The RMDs from the two accounts will be calculated differently. To calculate the RMDs from the inherited IRA, she will use a factor from the IRS Single Life Expectancy Table. To calculate the RMDs from her own IRA, she will use a factor from the IRS Uniform Lifetime Table.

Question:

Not sure if you can help….but I have what I think is a somewhat simple IRA tax question/situation. My financial advisor converted $20K from a traditional IRA to my ROTH IRA back in 2017. Since I’m retired, I’m also getting $1800/month (pre-tax) from a traditional IRA.($21,600/yr). I’m also getting premium subsidies from OBAMACARE for my medical insurance (about $5K). What I found out was that because of the $20K conversion to a ROTH IRA…that almost doubled my taxable income…putting me 4X over the “poverty limit” for Illinois and making me ineligible for the healthcare premium subsidies….and I had to payback the $5K premium subsidy I had on my Federal tax return. (I have an extension until Oct. 2018 to file)

After I told my advisor, he “recharacterized” the $20K IRA conversion in April 2018. I thought this would drop my 2018 gross income to about $30K and I wouldn’t have to pay back the healthcare subsidy. I even tried to work this out on my 2017 tax return using “paid advice” from the TURBO TAX people…but while attempting to fill out the forms I hit a roadblock when TT software said I couldn’t move the $20K back to a regular IRA since I had no (zero) “earned” income…  and you can’t “contribute” more to an IRA than you “earned”?? I’m not sure why the “recharacterization” of the original $20K ROTH IRA conversion counts as a normal contribution…which it isn’t (?). My total IRA balances didn’t change.

Thanx for any help/response.

Answer:

Your situation is a common one. Converting a traditional IRA to a Roth IRA results in a tax bill and it can also affect eligibility for other government programs, subsidies, or even tax breaks. You are in luck that 2017 Roth IRA conversions can be recharacterized until October 15, 2018. This opportunity for a “do over” will not be available for conversions done in 2018 or later. Therefore, if you are going to do another conversion in the future, make you sure you understand how that additional income will impact your eligibility for other programs and credits prior to pulling the trigger.

When you recharacterize a conversion, for tax purposes it is treated as though it never happened, and the tax bill is wiped away. The recharacterization of the conversion is not treated as a tax year contribution and there is no requirement to have earned income to complete a recharacterization.

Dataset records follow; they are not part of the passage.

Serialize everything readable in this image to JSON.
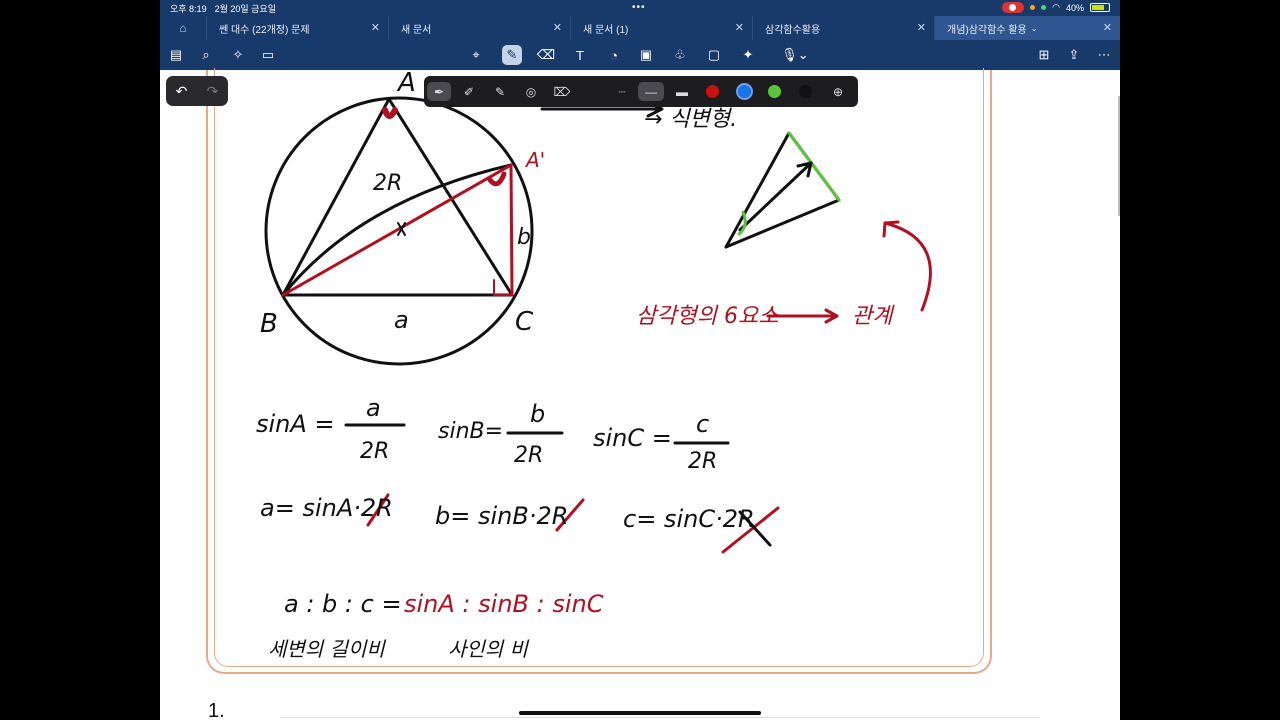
{
  "status": {
    "time": "오후 8:19",
    "date": "2월 20일 금요일",
    "battery": "40%"
  },
  "tabs": [
    {
      "label": "쎈 대수 (22개정) 문제"
    },
    {
      "label": "새 문서"
    },
    {
      "label": "새 문서 (1)"
    },
    {
      "label": "삼각함수활용"
    },
    {
      "label": "개념)삼각함수 활용"
    }
  ],
  "toolbar": {
    "left_tools": [
      "sidebar-icon",
      "search-icon",
      "ai-sparkle-icon",
      "clipboard-icon"
    ],
    "center_tools": [
      "lasso-icon",
      "pen-icon",
      "eraser-icon",
      "textbox-icon",
      "shapes-icon",
      "image-icon",
      "elements-icon",
      "sticky-note-icon",
      "laser-icon",
      "microphone-icon"
    ],
    "right_tools": [
      "add-page-icon",
      "share-icon",
      "more-icon"
    ]
  },
  "pen_tray": {
    "tools": [
      "fountain-pen-icon",
      "highlighter-icon",
      "pencil-icon",
      "lasso-ring-icon",
      "shape-eraser-icon"
    ],
    "widths": [
      "dotted",
      "thin",
      "thick"
    ],
    "colors": [
      "#cc1111",
      "#1a73e8",
      "#5ac53a",
      "#111111"
    ]
  },
  "notes": {
    "vertex_A": "A",
    "vertex_A_prime": "A'",
    "vertex_B": "B",
    "vertex_C": "C",
    "side_a": "a",
    "side_b": "b",
    "diameter": "2R",
    "header_fragment": "→ 식변형.",
    "sin_A": "sinA =",
    "sin_B": "sinB=",
    "sin_C": "sinC =",
    "a_over": "a",
    "b_over": "b",
    "c_over": "c",
    "denominator": "2R",
    "a_eq": "a= sinA·2R",
    "b_eq": "b= sinB·2R",
    "c_eq": "c= sinC·2R",
    "ratio_left": "a : b : c =",
    "ratio_right": "sinA : sinB : sinC",
    "ratio_caption_left": "세변의 길이비",
    "ratio_caption_right": "사인의 비",
    "triangle_6": "삼각형의 6요소",
    "relation": "관계",
    "next_problem": "1."
  }
}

Handling a recharacterization of a conversion on the tax return is complicated. This may be a time where you may want to seek advice from a tax professional.

https://www.irahelp.com/slottreport/rollovers-and-roth-conversions-todays-slott-report-mailbag